In Memoriam

Nathan Rynn

Professor of Physics & Astronomy, Emeritus

UC Irvine

Nathan Rynn, one of the early faculty members to join the Department of Physics at the University of California, Irvine, died on October 31, 2017. Professor Rynn was brought to UC Irvine in 1966 by Fred Reines, where he began a plasma physics group that has grown to world-wide prominence.

Nathan Rynn was the fourth and youngest child of Meyer and Rose Rynkowsky, who immigrated to America with their two children after fleeing the pogroms in Russia. Meyer brought his family to New York City, where two more children were born, including Nathan. Nat grew up in the Bronx. He developed an interest in gadgets, and sent away for a kit to build his own radio. This fascination for all things mechanical and electrical led him to Townsend Harris, a scholarship high school, and then on to City College of New York (CCNY). Shortly after graduation, he was drafted into the Navy and was sent to the Pacific, where he was a radio engineer on a ship in the final phase of WWII. His ship was part of the American fleet present at the surrender of the Japanese at Yokohama Bay.

He returned to NYC and then pursued a master's degree at University of Illinois, and finally a Ph.D. in electrical engineering at Stanford University in California. He had met Ruth, his first wife, while he was still in New York, and she came to join him in Palo Alto, where they married and had their first son, Jonathan. Shortly after, the family moved to Princeton, where Nathan was a staff physicist at the national laboratory now called Princeton Plasma Physics Laboratory and their daughter Margie was born. An offer from UC Berkeley brought them back to California, and in 1966, Nathan was offered a professorship in physics at the brand new University of California at Irvine. The family settled into Laguna Beach, and a third child, David was born.

Professionally, Nat’s most influential work was the invention of the Q Machine—“Q” for “quiescent.” The low level of turbulence in Q-machine plasmas enabled verification of numerous basic properties of plasmas and, as a result, facilities based on his invention were constructed throughout the world. At UC Irvine, Nat constructed a laboratory for the study of basic plasma physics that flourished for many decades. His PhD students became leaders in industry and major plasma physics facilities.

Nathan Rynn was a passionate man, always ready to plunge in should a new and fascinating subject come his way.
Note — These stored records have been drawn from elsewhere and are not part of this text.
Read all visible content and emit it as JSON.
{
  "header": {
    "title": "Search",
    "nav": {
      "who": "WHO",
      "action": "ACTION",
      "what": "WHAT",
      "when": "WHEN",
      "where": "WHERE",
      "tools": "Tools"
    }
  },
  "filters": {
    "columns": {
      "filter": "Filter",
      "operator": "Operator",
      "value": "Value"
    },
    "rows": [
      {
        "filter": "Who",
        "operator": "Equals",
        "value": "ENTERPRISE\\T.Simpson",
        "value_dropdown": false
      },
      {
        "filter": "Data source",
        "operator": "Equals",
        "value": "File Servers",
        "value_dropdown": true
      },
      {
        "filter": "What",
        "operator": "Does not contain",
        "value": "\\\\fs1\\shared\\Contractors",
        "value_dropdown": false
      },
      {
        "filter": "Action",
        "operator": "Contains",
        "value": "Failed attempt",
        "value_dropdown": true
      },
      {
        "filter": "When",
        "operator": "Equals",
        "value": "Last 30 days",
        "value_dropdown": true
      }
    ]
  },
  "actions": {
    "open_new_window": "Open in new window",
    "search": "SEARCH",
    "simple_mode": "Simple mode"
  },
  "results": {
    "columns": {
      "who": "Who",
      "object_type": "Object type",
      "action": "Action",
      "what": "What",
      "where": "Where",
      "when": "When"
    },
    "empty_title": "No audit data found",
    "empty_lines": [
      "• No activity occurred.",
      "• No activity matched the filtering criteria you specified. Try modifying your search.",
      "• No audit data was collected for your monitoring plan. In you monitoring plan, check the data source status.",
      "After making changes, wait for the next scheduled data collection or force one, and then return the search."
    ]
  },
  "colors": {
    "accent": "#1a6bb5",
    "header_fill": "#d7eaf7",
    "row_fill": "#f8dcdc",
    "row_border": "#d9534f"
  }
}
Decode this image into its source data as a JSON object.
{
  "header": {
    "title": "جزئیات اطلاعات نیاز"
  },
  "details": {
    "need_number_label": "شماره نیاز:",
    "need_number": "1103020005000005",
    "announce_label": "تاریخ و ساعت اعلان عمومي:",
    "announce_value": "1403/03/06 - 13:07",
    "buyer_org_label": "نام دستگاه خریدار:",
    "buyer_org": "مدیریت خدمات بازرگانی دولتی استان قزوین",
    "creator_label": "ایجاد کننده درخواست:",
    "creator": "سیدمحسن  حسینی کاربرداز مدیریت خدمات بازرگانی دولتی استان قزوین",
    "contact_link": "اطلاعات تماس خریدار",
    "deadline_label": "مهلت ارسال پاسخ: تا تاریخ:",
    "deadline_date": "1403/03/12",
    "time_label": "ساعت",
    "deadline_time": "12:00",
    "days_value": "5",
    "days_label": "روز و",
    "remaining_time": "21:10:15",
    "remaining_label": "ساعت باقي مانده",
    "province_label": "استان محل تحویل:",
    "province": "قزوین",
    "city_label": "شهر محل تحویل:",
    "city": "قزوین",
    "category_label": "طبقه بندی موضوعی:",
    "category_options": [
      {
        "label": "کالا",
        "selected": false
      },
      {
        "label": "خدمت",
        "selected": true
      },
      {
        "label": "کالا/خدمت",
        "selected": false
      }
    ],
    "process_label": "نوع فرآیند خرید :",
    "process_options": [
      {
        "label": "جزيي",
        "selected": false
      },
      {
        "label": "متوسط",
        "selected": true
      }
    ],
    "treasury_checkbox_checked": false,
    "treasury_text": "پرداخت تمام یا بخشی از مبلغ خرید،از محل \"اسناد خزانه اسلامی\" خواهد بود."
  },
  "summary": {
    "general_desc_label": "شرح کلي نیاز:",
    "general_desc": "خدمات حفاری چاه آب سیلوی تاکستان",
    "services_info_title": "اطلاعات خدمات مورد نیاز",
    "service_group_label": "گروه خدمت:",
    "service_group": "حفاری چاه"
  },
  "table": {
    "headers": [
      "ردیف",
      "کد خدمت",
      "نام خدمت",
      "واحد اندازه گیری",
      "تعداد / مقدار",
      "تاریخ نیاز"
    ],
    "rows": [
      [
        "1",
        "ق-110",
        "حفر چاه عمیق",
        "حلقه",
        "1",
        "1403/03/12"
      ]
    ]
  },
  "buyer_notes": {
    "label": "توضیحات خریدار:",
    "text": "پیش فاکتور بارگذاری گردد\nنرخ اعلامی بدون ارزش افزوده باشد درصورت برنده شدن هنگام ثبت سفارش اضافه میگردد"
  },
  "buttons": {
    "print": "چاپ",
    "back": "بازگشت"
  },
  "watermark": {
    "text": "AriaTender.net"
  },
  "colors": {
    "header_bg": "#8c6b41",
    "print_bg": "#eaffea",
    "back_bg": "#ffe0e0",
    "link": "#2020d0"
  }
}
He could be difficult, stubborn and temperamental, but his rough side was tempered with an openness and curiosity about the world, and an ironic sense of humor.

Underneath, he was a softy, tearing up when telling a sentimental story, giving money to just causes, and getting outraged at the world's injustices.

He is survived by his second wife Glenda Brown Rynn, whom he married in 1989, his children Jonathan and David Rynn and Margie Rynn Bardon, his stepsons Taven Kinison Brown and Hunter Lee Brown, and three grandsons.

William Heidbrink
Professor of Physics & Astronomy

Roger McWilliams
Professor of Physics & Astronomy